Without a hint of hyperbole, I suggest this Sunday could prove to be the most impactful game in recent Browns’ history.
Simply put, the Browns - a team that has endured a staggering 33 different starting QB’s since 1999 - will witness the debut of Deshaun Watson, the player they acquired to be their new franchise quarterback. Watson represents both an immediate shot of dopamine and a bridge to a hopeful future for a fragile franchise and frustrated fan base.
For nearly three years (with a slight month and a half respite in late 2020), we’ve been left to wonder how Kevin Stefanski’s offense could evolve with a top flight QB. In most respects, this idealization has secured Stefanski’s job status during what has been a disjointed and dysfunctional 2022 campaign.
Similarly, Browns’ GM Andrew Berry’s immediate future has to be tethered to what Watson can show over the next six games. Berry’s rock star reputation has cratered this season, as several of his draft picks have struggled. An ascendant Watson can patch these holes - at least figuratively - until Berry is given another chance to fix a leaky defense and add playmakers.
The Browns’ playoff chances - while mathematically remote - will feel tangible if Watson’s debut provides at least some glimmer of hope, along with a much needed win. If anything, the Browns can carry momentum into a monumental divisional matchup with the Bengals.
As for the doom and gloom perspective, if Watson struggles - something conceivable given his long absence from playing - and the Browns lose, then everything Berry and Stefanski have built unravels.
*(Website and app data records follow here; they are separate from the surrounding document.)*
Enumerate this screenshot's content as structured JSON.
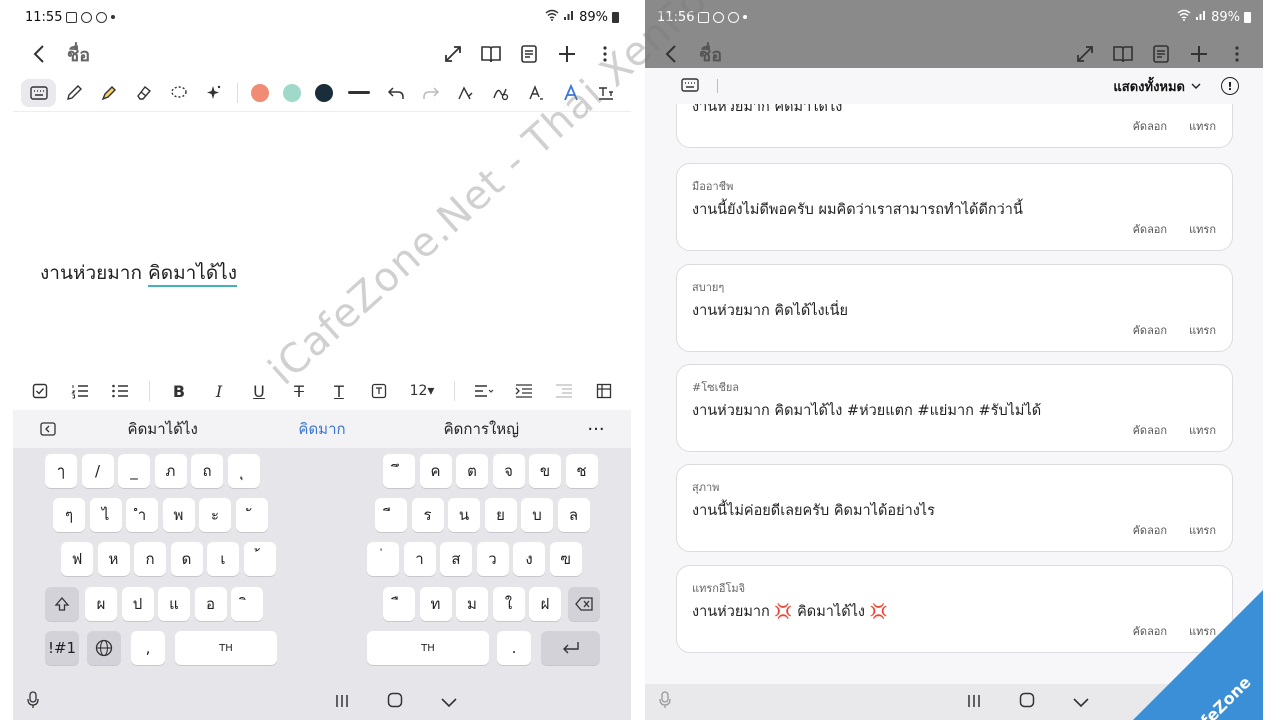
{
  "left": {
    "status": {
      "time": "11:55",
      "battery": "89%"
    },
    "title": "ชื่อ",
    "note_text_plain": "งานห่วยมาก",
    "note_text_underlined": "คิดมาได้ไง",
    "font_size": "12",
    "suggestions": [
      "คิดมาได้ไง",
      "คิดมาก",
      "คิดการใหญ่"
    ],
    "more": "···",
    "pen_colors": [
      "#f28b74",
      "#9fd9c9",
      "#1a2d3a"
    ],
    "keyboard": {
      "row1_left": [
        "ๅ",
        "/",
        "_",
        "ภ",
        "ถ",
        "ุ"
      ],
      "row1_right": [
        "ึ",
        "ค",
        "ต",
        "จ",
        "ข",
        "ช"
      ],
      "row2_left": [
        "ๆ",
        "ไ",
        "ำ",
        "พ",
        "ะ",
        "ั"
      ],
      "row2_right": [
        "ี",
        "ร",
        "น",
        "ย",
        "บ",
        "ล"
      ],
      "row3_left": [
        "ฟ",
        "ห",
        "ก",
        "ด",
        "เ",
        "้"
      ],
      "row3_right": [
        "่",
        "า",
        "ส",
        "ว",
        "ง",
        "ฃ"
      ],
      "row4_left": [
        "ผ",
        "ป",
        "แ",
        "อ",
        "ิ"
      ],
      "row4_right": [
        "ื",
        "ท",
        "ม",
        "ใ",
        "ฝ"
      ],
      "sym": "!#1",
      "comma": ",",
      "lang": "TH",
      "period": "."
    }
  },
  "right": {
    "status": {
      "time": "11:56",
      "battery": "89%"
    },
    "title": "ชื่อ",
    "show_all": "แสดงทั้งหมด",
    "cards": [
      {
        "category": "",
        "text": "งานห่วยมาก คิดมาได้ไง",
        "copy": "คัดลอก",
        "insert": "แทรก"
      },
      {
        "category": "มืออาชีพ",
        "text": "งานนี้ยังไม่ดีพอครับ ผมคิดว่าเราสามารถทำได้ดีกว่านี้",
        "copy": "คัดลอก",
        "insert": "แทรก"
      },
      {
        "category": "สบายๆ",
        "text": "งานห่วยมาก คิดได้ไงเนี่ย",
        "copy": "คัดลอก",
        "insert": "แทรก"
      },
      {
        "category": "#โซเชียล",
        "text": "งานห่วยมาก คิดมาได้ไง #ห่วยแตก #แย่มาก #รับไม่ได้",
        "copy": "คัดลอก",
        "insert": "แทรก"
      },
      {
        "category": "สุภาพ",
        "text": "งานนี้ไม่ค่อยดีเลยครับ คิดมาได้อย่างไร",
        "copy": "คัดลอก",
        "insert": "แทรก"
      },
      {
        "category": "แทรกอีโมจิ",
        "text_a": "งานห่วยมาก",
        "emoji": "💢",
        "text_b": "คิดมาได้ไง",
        "copy": "คัดลอก",
        "insert": "แทรก"
      }
    ]
  },
  "watermark": "iCafeZone.Net - Thai XenForo Community",
  "corner_logo": "iCafeZone",
  "colors": {
    "underline": "#46b0c3",
    "suggestion_highlight": "#3b76d6",
    "corner": "#3a8fd6"
  }
}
Expect a full on Jimmy Haslam-helmed nuclear meltdown.
In such a scenario, it’s best to find a fall out shelter.
However, Watson’s impact may not prove as meaningful as we think. I came across a fascinating stat from The Athletic’s Mike Sando, which basically sums up the 2022 Browns:
The Browns awarded a game ball to Brissett for his efforts during a 23-17 comeback victory against Tom Brady’s Tampa Bay Buccaneers, and it was appropriate. But here is the reality for Cleveland: The team is 4-0 this season when its combined EPA on defense/special teams is at least average, and 0-7 in the rest of the games.
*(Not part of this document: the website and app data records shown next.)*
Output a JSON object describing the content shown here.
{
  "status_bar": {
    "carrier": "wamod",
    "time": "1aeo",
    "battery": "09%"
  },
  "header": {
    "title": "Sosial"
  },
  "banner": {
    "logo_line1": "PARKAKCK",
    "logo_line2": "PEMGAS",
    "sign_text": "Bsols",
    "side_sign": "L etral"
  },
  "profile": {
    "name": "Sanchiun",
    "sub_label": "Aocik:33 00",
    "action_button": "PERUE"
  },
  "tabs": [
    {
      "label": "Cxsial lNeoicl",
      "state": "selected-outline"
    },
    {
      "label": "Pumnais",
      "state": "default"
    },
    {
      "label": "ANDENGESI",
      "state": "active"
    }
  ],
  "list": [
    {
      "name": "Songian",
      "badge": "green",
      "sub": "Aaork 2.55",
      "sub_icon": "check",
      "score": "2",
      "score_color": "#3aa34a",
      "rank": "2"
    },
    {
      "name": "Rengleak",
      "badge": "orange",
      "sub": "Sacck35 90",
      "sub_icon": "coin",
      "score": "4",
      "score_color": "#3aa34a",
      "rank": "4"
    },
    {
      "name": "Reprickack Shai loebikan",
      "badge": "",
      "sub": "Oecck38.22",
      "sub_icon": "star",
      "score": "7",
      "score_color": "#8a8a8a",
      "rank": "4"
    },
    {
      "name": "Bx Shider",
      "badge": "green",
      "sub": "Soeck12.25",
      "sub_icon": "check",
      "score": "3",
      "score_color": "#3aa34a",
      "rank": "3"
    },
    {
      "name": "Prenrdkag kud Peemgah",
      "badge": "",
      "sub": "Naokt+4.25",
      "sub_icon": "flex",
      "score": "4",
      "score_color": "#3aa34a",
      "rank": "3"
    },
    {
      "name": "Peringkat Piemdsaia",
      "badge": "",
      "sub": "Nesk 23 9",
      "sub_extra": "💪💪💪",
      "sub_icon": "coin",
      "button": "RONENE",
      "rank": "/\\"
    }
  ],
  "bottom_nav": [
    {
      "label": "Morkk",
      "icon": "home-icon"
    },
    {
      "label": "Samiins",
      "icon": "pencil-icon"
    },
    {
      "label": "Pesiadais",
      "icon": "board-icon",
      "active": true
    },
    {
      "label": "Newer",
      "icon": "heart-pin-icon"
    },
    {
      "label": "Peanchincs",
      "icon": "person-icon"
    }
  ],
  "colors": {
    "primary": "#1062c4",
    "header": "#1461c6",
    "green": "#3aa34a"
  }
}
Deshaun Watson’s arrival as the Browns’ starting quarterback next week should increase the Browns’ margin for error in those phases, but he also will need more support than Cleveland has provided Brissett. The Browns finished with at least minus-4.4 EPA on defense/special teams in all seven of those defeats with Brissett in the lineup. Houston was 4-21 in those games when Watson was in the lineup — better, but not good enough to overcome that type of deficit regularly.
In other words, let’s hope that the improved defensive and special teams effort against the Bucs wasn’t an anomaly. In yet another odd paradox for the analytically friendly Berry and Stefanski, their immediate futures are tied to Watson’s potential - yet the team’s subpar defense and erratic special teams could prove to be their undoing.
The Biggest Revenge Game
Another intriguing angle to Watson’s debut features a narrative. While the Texans’ roster has undergone a massive personnel shift since Watson last played in 2020, the team’s owner is still a prominent voice - and likely a huge target for Watson’s personal on-field vengeance.
Watson’s desire to leave Houston originally began after he felt he had no input into the team’s personnel moves:
How it happened is not a mystery, though. It’s as simple as a broken promise: With a coach and general manager to hire, Texans chairman Cal McNair had pledged to make Watson a part of the process to reconstruct the front office. McNair misled him. Watson fumed.
The resulting discord could be viewed as isolated drama, the result of McNair’s struggles replacing his father, Bob, and the rise in the organization of Jack Easterby, who has gone from an appreciated chaplain and character coach in New England to just a character doing damage in Houston. Instead, consider it emblematic of what the past year has reaped in the NFL: a player awakening that owners should acknowledge and respect rather than trivialize the men who enliven the sport.
While Watson probably won’t recognize many players on Houston’s current roster, he will no doubt want to exact revenge on the owner and organization that he likely feels led to the savaging of his career and reputation. If at least based on his defiant press conference comments over the spring and summer, it’s likely that Watson will be unfazed by such negative attention. While Sunday’s game represents hope for an entire organization, it’s also something much more personal for Watson.
Dave Kolonich has written for Fox Sports Ohio, The Orange and Brown Report and created Cleveland Reboot.